A longstanding baseball tradition began on this date at the Friendly Confines.

Gary Pressy, Cubs organist from 1987-2019
Photo by Matthew Kosterman/MLB via Getty Images

Organ music has been a staple at Wrigley Field for decades. The longest-serving organist was Gary Pressy, who played the Lowrey organ from 1987 through his retirement in 2019, a total of 2,687 consecutive games.

It was on this date 80 years ago, April 26, 1941, that organ music was first heard at Wrigley Field. Ray Nelson (some sources say “Roy Nelson”) played the organ while fans arrived for that afternoon’s game against the Cardinals, which the Cubs lost 6-2. The Tribune reported:

Mr. Nelson was obliged to still his bellows at 2:30 because his repertoire includes many restricted ASCAP arias, which would have been picked up by radio microphones hooked up half an hour before game time.

The organist, it is promised, will sort his album before the Cubs return home on May 13 and will be ready to peal BMI selections exclusively.
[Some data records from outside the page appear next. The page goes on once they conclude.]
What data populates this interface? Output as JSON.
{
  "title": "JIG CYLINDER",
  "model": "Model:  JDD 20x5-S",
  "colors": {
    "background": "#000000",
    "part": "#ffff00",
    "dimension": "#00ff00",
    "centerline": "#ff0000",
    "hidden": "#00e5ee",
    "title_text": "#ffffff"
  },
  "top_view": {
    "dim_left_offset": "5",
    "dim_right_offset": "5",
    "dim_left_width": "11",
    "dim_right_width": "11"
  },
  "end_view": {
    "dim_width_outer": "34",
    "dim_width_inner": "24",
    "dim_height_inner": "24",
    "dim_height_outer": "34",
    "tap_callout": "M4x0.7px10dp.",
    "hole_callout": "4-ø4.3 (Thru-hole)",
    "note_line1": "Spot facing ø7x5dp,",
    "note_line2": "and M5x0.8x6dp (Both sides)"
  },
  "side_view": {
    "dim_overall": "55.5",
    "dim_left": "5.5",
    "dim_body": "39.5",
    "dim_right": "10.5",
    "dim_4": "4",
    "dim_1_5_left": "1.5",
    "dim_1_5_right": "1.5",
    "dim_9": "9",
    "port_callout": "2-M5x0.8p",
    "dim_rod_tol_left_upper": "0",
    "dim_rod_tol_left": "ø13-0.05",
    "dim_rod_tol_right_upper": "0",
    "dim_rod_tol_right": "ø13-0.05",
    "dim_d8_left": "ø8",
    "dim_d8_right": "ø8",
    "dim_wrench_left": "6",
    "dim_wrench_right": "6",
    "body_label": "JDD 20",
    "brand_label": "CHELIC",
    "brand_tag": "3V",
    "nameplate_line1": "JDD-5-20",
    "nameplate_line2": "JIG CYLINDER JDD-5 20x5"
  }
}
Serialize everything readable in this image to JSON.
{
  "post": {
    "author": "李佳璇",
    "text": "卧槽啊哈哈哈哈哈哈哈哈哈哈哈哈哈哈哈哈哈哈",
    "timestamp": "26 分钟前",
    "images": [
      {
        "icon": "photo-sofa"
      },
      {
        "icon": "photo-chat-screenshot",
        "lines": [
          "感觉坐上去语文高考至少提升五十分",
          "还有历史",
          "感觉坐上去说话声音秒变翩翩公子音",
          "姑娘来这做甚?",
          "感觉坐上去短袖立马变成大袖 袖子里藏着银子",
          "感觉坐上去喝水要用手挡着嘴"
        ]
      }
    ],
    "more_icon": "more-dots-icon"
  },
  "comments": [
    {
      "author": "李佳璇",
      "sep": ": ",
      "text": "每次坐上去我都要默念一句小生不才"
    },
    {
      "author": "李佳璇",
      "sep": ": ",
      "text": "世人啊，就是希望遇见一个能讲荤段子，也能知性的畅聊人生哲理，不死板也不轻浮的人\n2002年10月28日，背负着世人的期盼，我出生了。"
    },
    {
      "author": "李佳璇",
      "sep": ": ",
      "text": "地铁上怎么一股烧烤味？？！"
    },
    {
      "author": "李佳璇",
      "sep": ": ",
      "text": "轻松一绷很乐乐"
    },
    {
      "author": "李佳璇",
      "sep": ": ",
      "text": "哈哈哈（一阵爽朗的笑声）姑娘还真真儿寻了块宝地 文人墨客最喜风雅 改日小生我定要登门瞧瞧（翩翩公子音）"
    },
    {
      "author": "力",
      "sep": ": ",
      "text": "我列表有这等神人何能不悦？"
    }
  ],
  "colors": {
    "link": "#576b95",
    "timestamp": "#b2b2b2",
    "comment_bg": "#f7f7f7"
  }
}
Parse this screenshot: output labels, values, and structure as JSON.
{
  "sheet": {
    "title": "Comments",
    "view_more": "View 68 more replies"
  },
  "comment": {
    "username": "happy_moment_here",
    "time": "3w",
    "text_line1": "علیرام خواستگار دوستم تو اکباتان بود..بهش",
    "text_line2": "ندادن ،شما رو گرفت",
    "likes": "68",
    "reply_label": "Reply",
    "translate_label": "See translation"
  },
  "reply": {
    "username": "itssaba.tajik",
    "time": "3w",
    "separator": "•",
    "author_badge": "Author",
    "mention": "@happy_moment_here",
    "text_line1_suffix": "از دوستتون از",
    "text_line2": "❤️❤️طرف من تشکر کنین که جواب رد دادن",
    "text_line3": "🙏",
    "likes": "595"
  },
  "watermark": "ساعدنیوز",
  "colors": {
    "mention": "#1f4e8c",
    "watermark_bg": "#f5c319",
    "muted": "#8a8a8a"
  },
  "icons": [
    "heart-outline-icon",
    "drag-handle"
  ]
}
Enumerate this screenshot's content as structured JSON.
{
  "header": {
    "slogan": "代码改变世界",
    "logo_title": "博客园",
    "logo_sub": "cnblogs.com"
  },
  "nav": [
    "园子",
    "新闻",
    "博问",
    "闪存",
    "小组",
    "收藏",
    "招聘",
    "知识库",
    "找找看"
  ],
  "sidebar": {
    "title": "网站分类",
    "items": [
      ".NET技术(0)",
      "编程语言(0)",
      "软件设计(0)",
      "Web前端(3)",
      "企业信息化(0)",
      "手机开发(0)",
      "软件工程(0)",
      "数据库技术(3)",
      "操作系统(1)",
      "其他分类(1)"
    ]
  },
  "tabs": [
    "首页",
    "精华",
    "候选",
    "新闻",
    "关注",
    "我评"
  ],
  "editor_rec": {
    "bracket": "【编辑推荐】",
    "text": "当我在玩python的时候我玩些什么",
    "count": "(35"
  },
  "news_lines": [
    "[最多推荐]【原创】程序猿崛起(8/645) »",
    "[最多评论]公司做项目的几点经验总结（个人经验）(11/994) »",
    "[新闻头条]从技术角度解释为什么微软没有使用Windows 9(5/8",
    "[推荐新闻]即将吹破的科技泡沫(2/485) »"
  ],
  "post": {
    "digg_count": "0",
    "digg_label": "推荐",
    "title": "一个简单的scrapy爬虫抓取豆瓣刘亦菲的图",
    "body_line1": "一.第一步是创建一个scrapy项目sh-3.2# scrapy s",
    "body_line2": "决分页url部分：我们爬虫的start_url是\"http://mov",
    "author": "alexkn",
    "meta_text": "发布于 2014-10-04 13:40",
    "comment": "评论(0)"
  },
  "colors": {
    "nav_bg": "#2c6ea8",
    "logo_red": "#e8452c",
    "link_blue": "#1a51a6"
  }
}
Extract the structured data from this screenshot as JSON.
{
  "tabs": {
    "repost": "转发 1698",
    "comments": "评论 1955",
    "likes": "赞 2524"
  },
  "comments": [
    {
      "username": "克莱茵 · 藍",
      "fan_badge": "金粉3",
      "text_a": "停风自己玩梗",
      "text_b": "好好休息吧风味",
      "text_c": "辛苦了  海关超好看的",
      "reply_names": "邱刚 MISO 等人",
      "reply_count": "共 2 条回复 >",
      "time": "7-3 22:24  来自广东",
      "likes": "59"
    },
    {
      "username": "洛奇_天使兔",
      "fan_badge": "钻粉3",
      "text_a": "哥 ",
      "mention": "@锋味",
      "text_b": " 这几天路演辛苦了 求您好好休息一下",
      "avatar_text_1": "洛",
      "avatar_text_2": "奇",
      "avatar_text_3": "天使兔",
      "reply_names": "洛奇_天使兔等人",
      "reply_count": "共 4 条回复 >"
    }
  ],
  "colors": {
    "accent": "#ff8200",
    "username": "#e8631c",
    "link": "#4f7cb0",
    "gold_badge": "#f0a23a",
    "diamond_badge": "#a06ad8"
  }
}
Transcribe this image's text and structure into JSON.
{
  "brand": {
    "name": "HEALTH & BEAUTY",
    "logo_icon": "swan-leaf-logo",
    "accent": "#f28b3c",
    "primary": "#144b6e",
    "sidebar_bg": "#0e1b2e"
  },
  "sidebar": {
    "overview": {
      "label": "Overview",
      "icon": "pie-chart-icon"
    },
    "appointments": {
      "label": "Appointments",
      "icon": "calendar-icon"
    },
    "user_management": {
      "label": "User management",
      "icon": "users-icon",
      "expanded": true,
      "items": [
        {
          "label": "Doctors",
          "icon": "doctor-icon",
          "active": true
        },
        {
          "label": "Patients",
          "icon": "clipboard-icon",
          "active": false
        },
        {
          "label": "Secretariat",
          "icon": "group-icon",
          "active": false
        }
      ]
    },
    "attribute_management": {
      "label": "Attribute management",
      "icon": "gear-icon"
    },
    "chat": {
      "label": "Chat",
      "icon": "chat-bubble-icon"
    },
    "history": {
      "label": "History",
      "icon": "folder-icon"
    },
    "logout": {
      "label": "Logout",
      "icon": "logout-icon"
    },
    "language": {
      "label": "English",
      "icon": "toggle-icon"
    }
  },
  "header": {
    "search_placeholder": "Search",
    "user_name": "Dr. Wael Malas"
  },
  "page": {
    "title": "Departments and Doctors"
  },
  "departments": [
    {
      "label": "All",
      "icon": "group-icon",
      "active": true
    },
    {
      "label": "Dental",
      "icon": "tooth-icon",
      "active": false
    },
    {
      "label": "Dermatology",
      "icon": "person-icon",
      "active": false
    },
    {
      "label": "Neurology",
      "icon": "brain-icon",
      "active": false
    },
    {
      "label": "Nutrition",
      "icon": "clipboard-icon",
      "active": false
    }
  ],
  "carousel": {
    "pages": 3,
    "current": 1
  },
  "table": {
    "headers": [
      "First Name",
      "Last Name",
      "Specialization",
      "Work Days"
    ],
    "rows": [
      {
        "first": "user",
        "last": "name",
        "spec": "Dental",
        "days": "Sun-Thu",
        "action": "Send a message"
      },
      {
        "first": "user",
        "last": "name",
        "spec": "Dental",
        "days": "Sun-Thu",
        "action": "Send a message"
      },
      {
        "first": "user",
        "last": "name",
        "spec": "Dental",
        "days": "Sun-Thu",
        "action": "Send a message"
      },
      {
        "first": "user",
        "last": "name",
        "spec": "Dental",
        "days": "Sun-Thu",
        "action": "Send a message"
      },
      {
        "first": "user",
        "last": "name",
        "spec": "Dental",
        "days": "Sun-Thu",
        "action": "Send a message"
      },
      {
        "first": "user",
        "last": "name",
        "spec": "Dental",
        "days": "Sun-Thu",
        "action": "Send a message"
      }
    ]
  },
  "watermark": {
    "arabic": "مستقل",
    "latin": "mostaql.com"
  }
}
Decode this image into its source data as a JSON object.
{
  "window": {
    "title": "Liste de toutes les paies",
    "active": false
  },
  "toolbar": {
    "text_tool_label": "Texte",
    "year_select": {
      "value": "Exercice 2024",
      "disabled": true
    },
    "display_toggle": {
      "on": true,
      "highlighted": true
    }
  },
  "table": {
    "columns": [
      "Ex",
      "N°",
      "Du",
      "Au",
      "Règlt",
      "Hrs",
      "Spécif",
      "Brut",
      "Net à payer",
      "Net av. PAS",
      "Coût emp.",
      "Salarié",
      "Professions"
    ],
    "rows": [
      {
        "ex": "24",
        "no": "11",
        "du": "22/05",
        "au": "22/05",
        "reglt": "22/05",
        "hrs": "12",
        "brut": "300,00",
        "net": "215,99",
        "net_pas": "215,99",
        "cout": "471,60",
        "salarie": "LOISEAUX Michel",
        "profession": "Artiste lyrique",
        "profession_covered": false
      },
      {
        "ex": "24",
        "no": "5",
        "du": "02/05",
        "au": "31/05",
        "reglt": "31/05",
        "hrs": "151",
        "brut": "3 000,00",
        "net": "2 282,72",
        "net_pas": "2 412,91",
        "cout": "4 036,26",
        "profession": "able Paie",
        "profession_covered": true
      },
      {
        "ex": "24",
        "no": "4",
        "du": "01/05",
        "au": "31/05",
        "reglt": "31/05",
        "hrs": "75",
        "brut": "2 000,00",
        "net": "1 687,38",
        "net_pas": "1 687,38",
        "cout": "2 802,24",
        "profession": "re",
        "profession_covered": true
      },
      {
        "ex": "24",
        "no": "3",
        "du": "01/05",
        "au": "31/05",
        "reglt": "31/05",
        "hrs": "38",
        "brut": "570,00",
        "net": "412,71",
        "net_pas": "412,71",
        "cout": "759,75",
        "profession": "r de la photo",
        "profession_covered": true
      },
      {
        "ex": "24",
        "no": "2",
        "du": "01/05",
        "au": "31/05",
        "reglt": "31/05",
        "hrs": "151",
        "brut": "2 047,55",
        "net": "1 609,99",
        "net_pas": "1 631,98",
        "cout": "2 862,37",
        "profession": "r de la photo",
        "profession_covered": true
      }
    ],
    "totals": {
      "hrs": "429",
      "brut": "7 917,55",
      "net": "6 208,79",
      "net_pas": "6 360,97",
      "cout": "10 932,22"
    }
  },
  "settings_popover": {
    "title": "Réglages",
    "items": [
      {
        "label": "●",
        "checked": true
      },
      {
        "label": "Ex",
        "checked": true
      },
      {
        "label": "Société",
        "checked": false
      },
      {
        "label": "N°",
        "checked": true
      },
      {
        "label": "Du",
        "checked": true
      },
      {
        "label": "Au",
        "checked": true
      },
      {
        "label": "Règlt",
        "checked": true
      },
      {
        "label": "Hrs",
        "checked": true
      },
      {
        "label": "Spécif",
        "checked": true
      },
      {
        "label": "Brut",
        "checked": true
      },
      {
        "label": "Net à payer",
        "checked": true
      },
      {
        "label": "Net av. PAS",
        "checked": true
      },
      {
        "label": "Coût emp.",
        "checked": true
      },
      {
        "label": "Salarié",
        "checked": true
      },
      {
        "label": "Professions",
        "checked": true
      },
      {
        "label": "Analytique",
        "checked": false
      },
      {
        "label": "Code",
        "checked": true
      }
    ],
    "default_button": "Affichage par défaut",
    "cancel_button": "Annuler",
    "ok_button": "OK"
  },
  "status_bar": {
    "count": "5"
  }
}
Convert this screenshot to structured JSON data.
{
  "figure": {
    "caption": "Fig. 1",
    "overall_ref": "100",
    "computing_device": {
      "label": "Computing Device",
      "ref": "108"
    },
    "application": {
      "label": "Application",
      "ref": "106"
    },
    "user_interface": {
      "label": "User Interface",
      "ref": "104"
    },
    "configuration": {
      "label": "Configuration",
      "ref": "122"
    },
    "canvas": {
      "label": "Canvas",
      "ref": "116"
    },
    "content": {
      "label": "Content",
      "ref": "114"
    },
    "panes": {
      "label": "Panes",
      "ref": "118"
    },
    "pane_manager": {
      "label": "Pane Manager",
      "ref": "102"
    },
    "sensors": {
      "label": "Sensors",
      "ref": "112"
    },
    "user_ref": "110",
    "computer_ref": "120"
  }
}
Also in prospect is a Cubs theme song entitled, “When The Midnight Choo Choo Leaves For T-U-L-S-A.”

Something tells me that “theme song” never happened. But the organ tunes were a first for any MLB team.

In any case, after a short time the organ, and organist, vanished. There was no further organ music at Wrigley Field until 1967, when the first Lowery organ was installed and Jack Kearney began to entertain fans pre-game and eventually during games. Other organists who played Wrigley before Pressy: Frank Pellico (who still plays the organ at Blackhawks games to this day), Vance Fothergill, John Henzl, Ed Vodlicka and Bruce Miles (no relation to the Daily Herald Cubs scribe).

Today, John Benedeck and Josh Langhoff share Cubs organist duties, and so this 80-year tradition continues. But it all began 80 years ago today.